Synopsis by Mark Deming
In this independent drama, Ana (America Ferrera) is a bright and ambitious 18-year-old Latina who has just graduated from high school in East Los Angeles. Ana wants to broaden her horizons and go on to college, but her mother Carmen (Lupe Ontiveros) has other ideas; Ana's older sister Estela (Ingrid Oliu) oversees the family business, a dress factory, and Carmen has decided that Ana should put higher education on hold and go to work as a seamstress. When Estela loses four employees in a week, Ana reluctantly agrees to take a job at the factory to help her out, while she applies for college scholarships without her mother's knowledge. Ana's job at the dress factory proves to be a real eye opener; she gains a new respect for Estela's business acumen, but is also appalled by the low wages and unpleasant working conditions that are part and parcel of the garment industry. While Ana is not unattractive, she carries more than a few extra pounds, a subject her mother mentions at every available opportunity, and as Ana encourages her co-workers at the shop to stand up for themselves and gain a greater perspective of their own worth, she takes a long hard look at her own self-image. Real Women Have Curves won the Audience Award at the 2002 Sundance Film Festival, while actresses America Ferrera and Lupe Ontiveros received a Special Jury Prize at the same festival for their performances.

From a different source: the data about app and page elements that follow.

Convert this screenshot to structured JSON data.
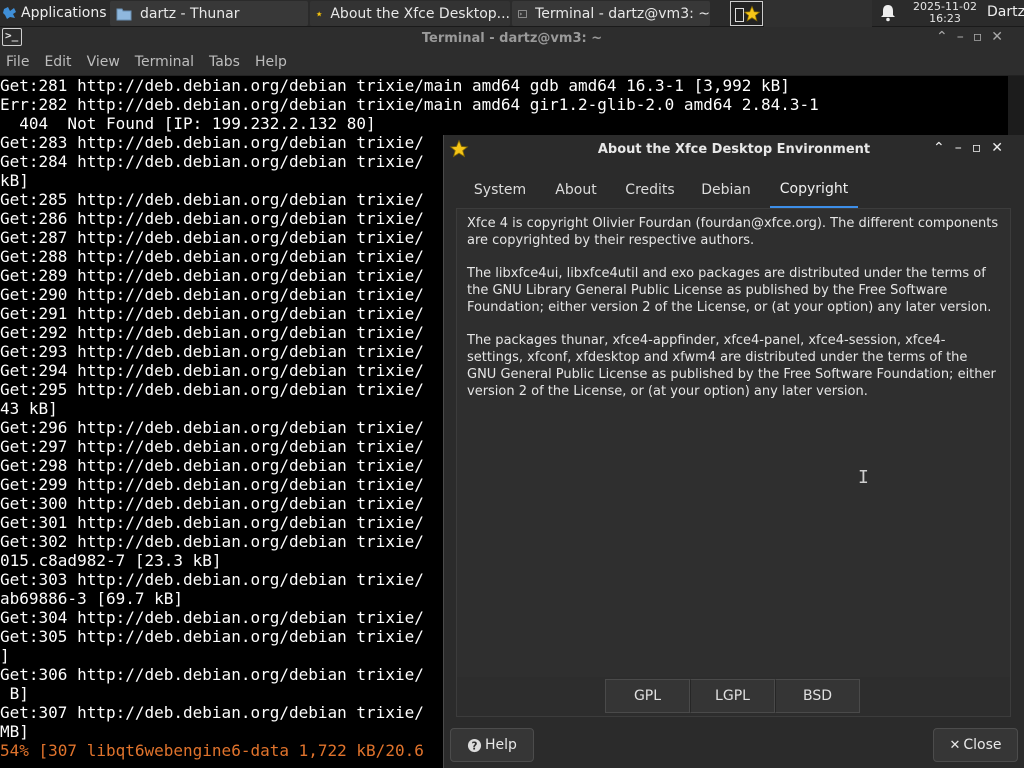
{
  "panel": {
    "apps_label": "Applications",
    "tasks": [
      {
        "label": "dartz - Thunar",
        "icon": "folder-icon"
      },
      {
        "label": "About the Xfce Desktop...",
        "icon": "star-icon"
      },
      {
        "label": "Terminal - dartz@vm3: ~",
        "icon": "terminal-icon"
      }
    ],
    "clock_date": "2025-11-02",
    "clock_time": "16:23",
    "user": "Dartz"
  },
  "terminal": {
    "title": "Terminal - dartz@vm3: ~",
    "menu": [
      "File",
      "Edit",
      "View",
      "Terminal",
      "Tabs",
      "Help"
    ],
    "lines": [
      "Get:281 http://deb.debian.org/debian trixie/main amd64 gdb amd64 16.3-1 [3,992 kB]",
      "Err:282 http://deb.debian.org/debian trixie/main amd64 gir1.2-glib-2.0 amd64 2.84.3-1",
      "  404  Not Found [IP: 199.232.2.132 80]",
      "Get:283 http://deb.debian.org/debian trixie/",
      "Get:284 http://deb.debian.org/debian trixie/",
      "kB]",
      "Get:285 http://deb.debian.org/debian trixie/",
      "Get:286 http://deb.debian.org/debian trixie/",
      "Get:287 http://deb.debian.org/debian trixie/",
      "Get:288 http://deb.debian.org/debian trixie/",
      "Get:289 http://deb.debian.org/debian trixie/",
      "Get:290 http://deb.debian.org/debian trixie/",
      "Get:291 http://deb.debian.org/debian trixie/",
      "Get:292 http://deb.debian.org/debian trixie/",
      "Get:293 http://deb.debian.org/debian trixie/",
      "Get:294 http://deb.debian.org/debian trixie/",
      "Get:295 http://deb.debian.org/debian trixie/",
      "43 kB]",
      "Get:296 http://deb.debian.org/debian trixie/",
      "Get:297 http://deb.debian.org/debian trixie/",
      "Get:298 http://deb.debian.org/debian trixie/",
      "Get:299 http://deb.debian.org/debian trixie/",
      "Get:300 http://deb.debian.org/debian trixie/",
      "Get:301 http://deb.debian.org/debian trixie/",
      "Get:302 http://deb.debian.org/debian trixie/",
      "015.c8ad982-7 [23.3 kB]",
      "Get:303 http://deb.debian.org/debian trixie/",
      "ab69886-3 [69.7 kB]",
      "Get:304 http://deb.debian.org/debian trixie/",
      "Get:305 http://deb.debian.org/debian trixie/",
      "]",
      "Get:306 http://deb.debian.org/debian trixie/",
      " B]",
      "Get:307 http://deb.debian.org/debian trixie/",
      "MB]"
    ],
    "progress_line": "54% [307 libqt6webengine6-data 1,722 kB/20.6"
  },
  "about": {
    "title": "About the Xfce Desktop Environment",
    "tabs": [
      "System",
      "About",
      "Credits",
      "Debian",
      "Copyright"
    ],
    "active_tab": "Copyright",
    "paragraphs": [
      "Xfce 4 is copyright Olivier Fourdan (fourdan@xfce.org). The different components are copyrighted by their respective authors.",
      "The libxfce4ui, libxfce4util and exo packages are distributed under the terms of the GNU Library General Public License as published by the Free Software Foundation; either version 2 of the License, or (at your option) any later version.",
      "The packages thunar, xfce4-appfinder, xfce4-panel, xfce4-session, xfce4-settings, xfconf, xfdesktop and xfwm4 are distributed under the terms of the GNU General Public License as published by the Free Software Foundation; either version 2 of the License, or (at your option) any later version."
    ],
    "license_buttons": [
      "GPL",
      "LGPL",
      "BSD"
    ],
    "help_label": "Help",
    "close_label": "Close"
  },
  "colors": {
    "accent": "#3d8ee8",
    "progress_text": "#e0732c",
    "star": "#f5c518"
  }
}
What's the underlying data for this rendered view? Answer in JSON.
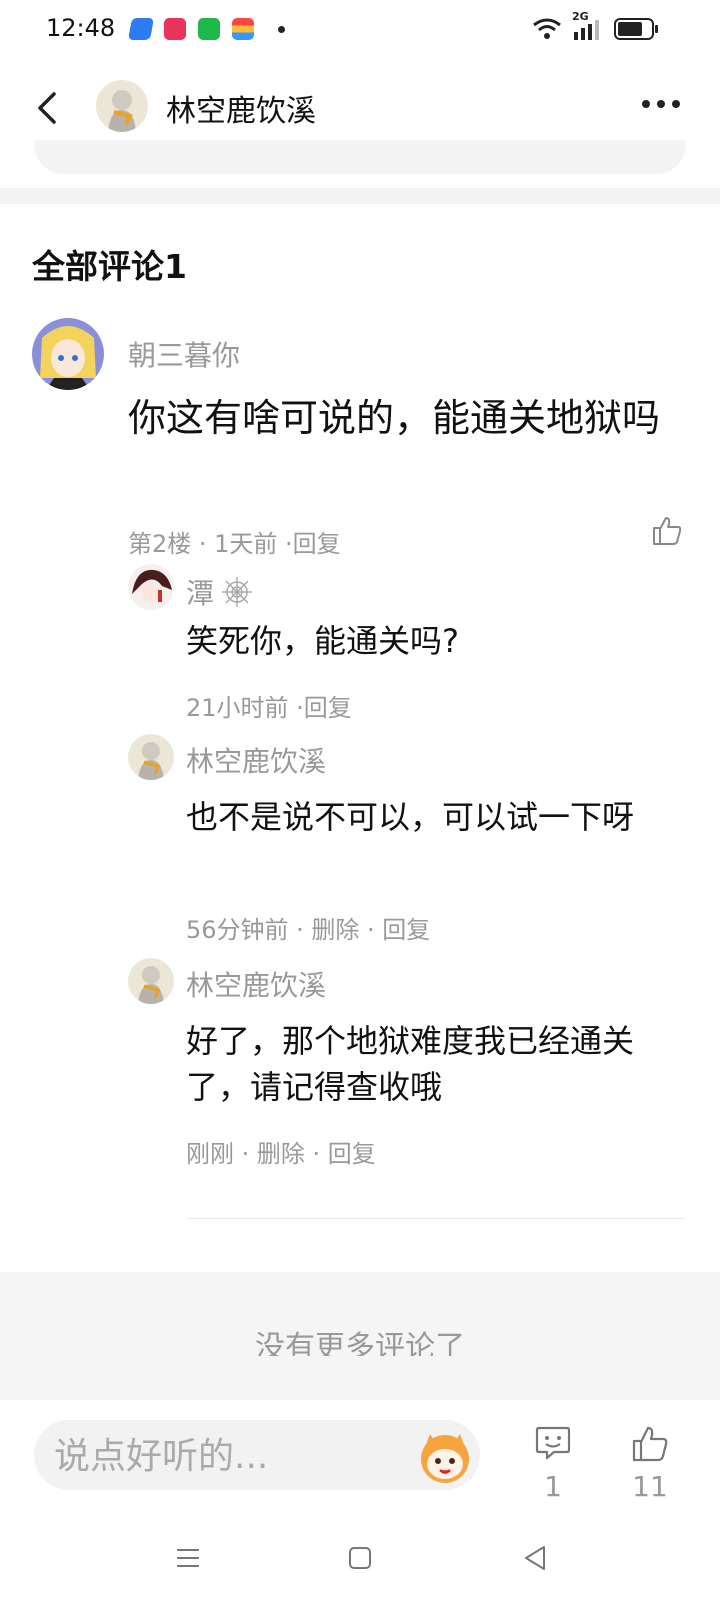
{
  "status_bar": {
    "time": "12:48",
    "signal_label": "2G"
  },
  "header": {
    "title": "林空鹿饮溪"
  },
  "section_title": "全部评论1",
  "comment": {
    "author": "朝三暮你",
    "text": "你这有啥可说的，能通关地狱吗",
    "meta": "第2楼 · 1天前 ·回复"
  },
  "replies": [
    {
      "author": "潭",
      "text": "笑死你，能通关吗?",
      "meta": "21小时前 ·回复"
    },
    {
      "author": "林空鹿饮溪",
      "text": "也不是说不可以，可以试一下呀",
      "meta": "56分钟前 · 删除 · 回复"
    },
    {
      "author": "林空鹿饮溪",
      "text": "好了，那个地狱难度我已经通关了，请记得查收哦",
      "meta": "刚刚 · 删除 · 回复"
    }
  ],
  "no_more": "没有更多评论了",
  "bottom_bar": {
    "placeholder": "说点好听的...",
    "comment_count": "1",
    "like_count": "11"
  }
}
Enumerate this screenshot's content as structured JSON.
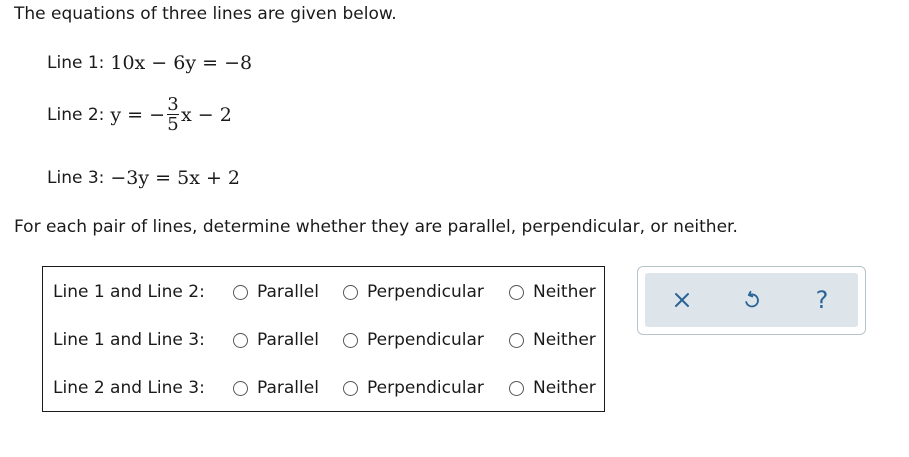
{
  "intro": "The equations of three lines are given below.",
  "lines": [
    {
      "label": "Line 1:",
      "equation": "10x − 6y = −8"
    },
    {
      "label": "Line 2:",
      "lhs": "y = −",
      "frac_num": "3",
      "frac_den": "5",
      "rhs": "x − 2"
    },
    {
      "label": "Line 3:",
      "equation": "−3y = 5x + 2"
    }
  ],
  "instruction": "For each pair of lines, determine whether they are parallel, perpendicular, or neither.",
  "question": {
    "rows": [
      {
        "label": "Line 1 and Line 2:",
        "options": [
          "Parallel",
          "Perpendicular",
          "Neither"
        ]
      },
      {
        "label": "Line 1 and Line 3:",
        "options": [
          "Parallel",
          "Perpendicular",
          "Neither"
        ]
      },
      {
        "label": "Line 2 and Line 3:",
        "options": [
          "Parallel",
          "Perpendicular",
          "Neither"
        ]
      }
    ]
  },
  "toolbar": {
    "clear_icon": "close-icon",
    "undo_icon": "undo-icon",
    "help_label": "?",
    "icon_color": "#2a6496"
  }
}
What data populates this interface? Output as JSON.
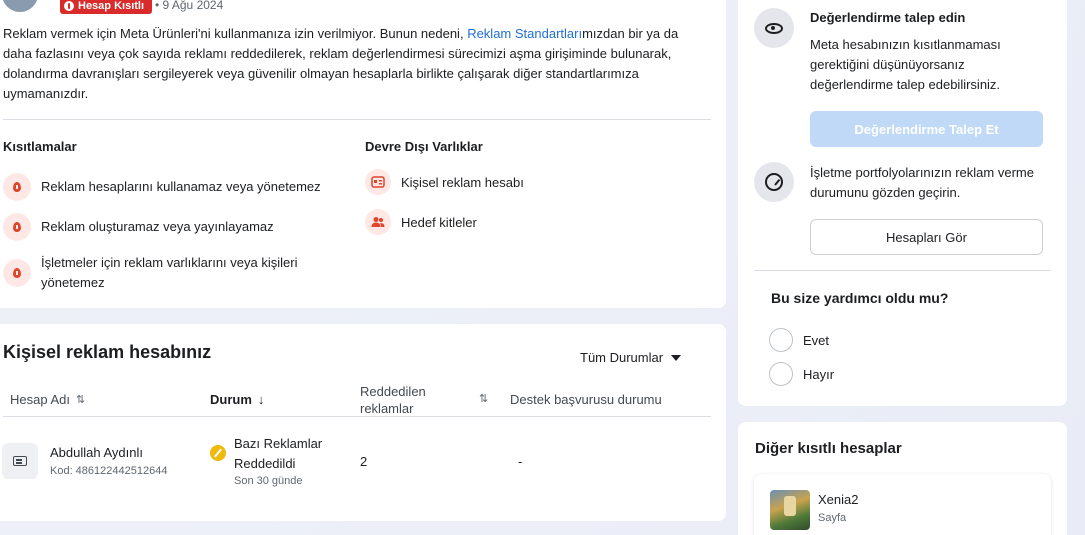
{
  "header": {
    "badge_label": "Hesap Kısıtlı",
    "date": "• 9 Ağu 2024"
  },
  "description": {
    "before_link": "Reklam vermek için Meta Ürünleri'ni kullanmanıza izin verilmiyor. Bunun nedeni, ",
    "link_text": "Reklam Standartları",
    "after_link": "mızdan bir ya da daha fazlasını veya çok sayıda reklamı reddedilerek, reklam değerlendirmesi sürecimizi aşma girişiminde bulunarak, dolandırma davranışları sergileyerek veya güvenilir olmayan hesaplarla birlikte çalışarak diğer standartlarımıza uymamanızdır."
  },
  "restrictions": {
    "title": "Kısıtlamalar",
    "items": [
      "Reklam hesaplarını kullanamaz veya yönetemez",
      "Reklam oluşturamaz veya yayınlayamaz",
      "İşletmeler için reklam varlıklarını veya kişileri yönetemez"
    ]
  },
  "disabled_assets": {
    "title": "Devre Dışı Varlıklar",
    "items": [
      {
        "label": "Kişisel reklam hesabı",
        "icon": "ad-account-icon"
      },
      {
        "label": "Hedef kitleler",
        "icon": "people-icon"
      }
    ]
  },
  "accounts_section": {
    "title": "Kişisel reklam hesabınız",
    "filter_label": "Tüm Durumlar",
    "columns": [
      "Hesap Adı",
      "Durum",
      "Reddedilen reklamlar",
      "Destek başvurusu durumu"
    ],
    "rows": [
      {
        "name": "Abdullah Aydınlı",
        "id": "Kod: 486122442512644",
        "status": "Bazı Reklamlar Reddedildi",
        "status_sub": "Son 30 günde",
        "rejected": "2",
        "support": "-"
      }
    ]
  },
  "review": {
    "title": "Değerlendirme talep edin",
    "text": "Meta hesabınızın kısıtlanmaması gerektiğini düşünüyorsanız değerlendirme talep edebilirsiniz.",
    "button": "Değerlendirme Talep Et",
    "portfolio_text": "İşletme portfolyolarınızın reklam verme durumunu gözden geçirin.",
    "portfolio_button": "Hesapları Gör",
    "help_title": "Bu size yardımcı oldu mu?",
    "yes": "Evet",
    "no": "Hayır"
  },
  "other_accounts": {
    "title": "Diğer kısıtlı hesaplar",
    "items": [
      {
        "name": "Xenia2",
        "type": "Sayfa"
      }
    ]
  },
  "colors": {
    "badge": "#d92b2b",
    "link": "#216fdb",
    "primary_disabled": "#bfd9f6",
    "warning": "#f0b90b"
  }
}
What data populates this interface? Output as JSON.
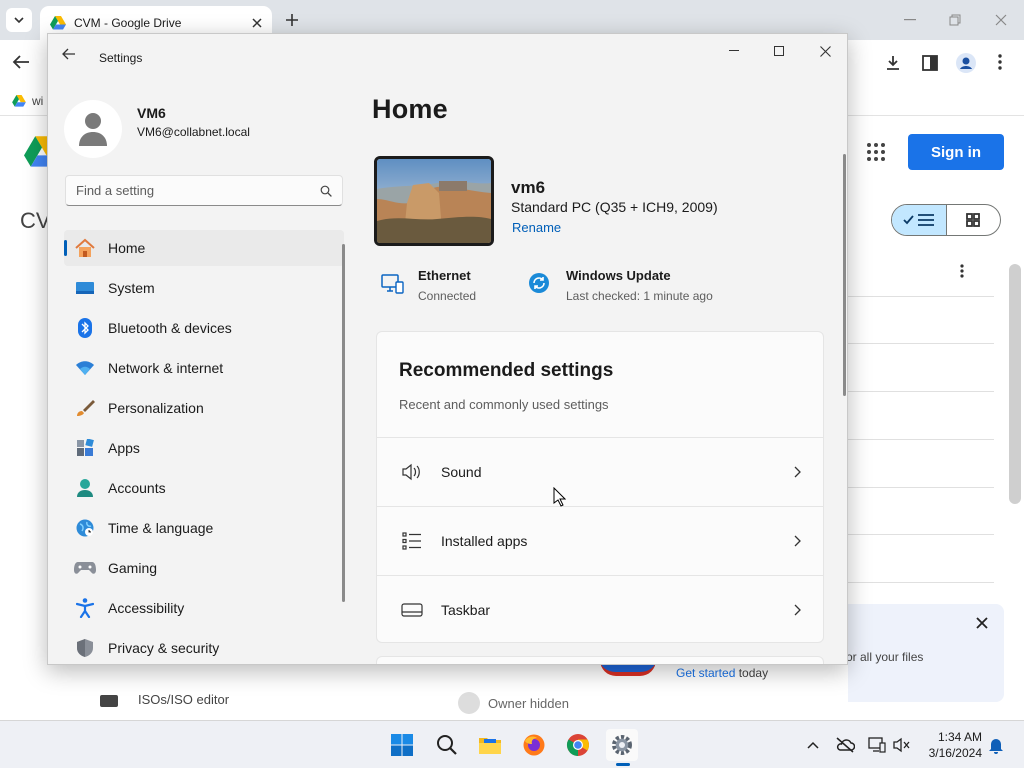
{
  "browser": {
    "tab_title": "CVM - Google Drive",
    "bookmark_label": "wi",
    "drive_title_partial": "CV",
    "signin_label": "Sign in",
    "promo_text": "or all your files",
    "promo_cta_link": "Get started",
    "promo_cta_rest": " today",
    "bg_row_name": "ISOs/ISO editor",
    "bg_row_owner": "Owner hidden"
  },
  "settings": {
    "window_title": "Settings",
    "user": {
      "name": "VM6",
      "email": "VM6@collabnet.local"
    },
    "search_placeholder": "Find a setting",
    "nav": [
      {
        "label": "Home",
        "icon": "home-icon",
        "active": true
      },
      {
        "label": "System",
        "icon": "system-icon"
      },
      {
        "label": "Bluetooth & devices",
        "icon": "bluetooth-icon"
      },
      {
        "label": "Network & internet",
        "icon": "network-icon"
      },
      {
        "label": "Personalization",
        "icon": "personalization-brush-icon"
      },
      {
        "label": "Apps",
        "icon": "apps-icon"
      },
      {
        "label": "Accounts",
        "icon": "accounts-icon"
      },
      {
        "label": "Time & language",
        "icon": "time-language-icon"
      },
      {
        "label": "Gaming",
        "icon": "gaming-icon"
      },
      {
        "label": "Accessibility",
        "icon": "accessibility-icon"
      },
      {
        "label": "Privacy & security",
        "icon": "privacy-shield-icon"
      }
    ],
    "home": {
      "heading": "Home",
      "pc_name": "vm6",
      "pc_spec": "Standard PC (Q35 + ICH9, 2009)",
      "rename_label": "Rename",
      "ethernet": {
        "title": "Ethernet",
        "status": "Connected"
      },
      "windows_update": {
        "title": "Windows Update",
        "status": "Last checked: 1 minute ago"
      },
      "recommended": {
        "title": "Recommended settings",
        "subtitle": "Recent and commonly used settings",
        "items": [
          {
            "label": "Sound",
            "icon": "speaker-icon"
          },
          {
            "label": "Installed apps",
            "icon": "installed-apps-list-icon"
          },
          {
            "label": "Taskbar",
            "icon": "taskbar-icon"
          }
        ]
      }
    }
  },
  "taskbar": {
    "time": "1:34 AM",
    "date": "3/16/2024"
  },
  "colors": {
    "accent": "#005fb8",
    "drive_blue": "#1a73e8"
  }
}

body-image, factory, family-business, labor-issues, mother, seamstress, college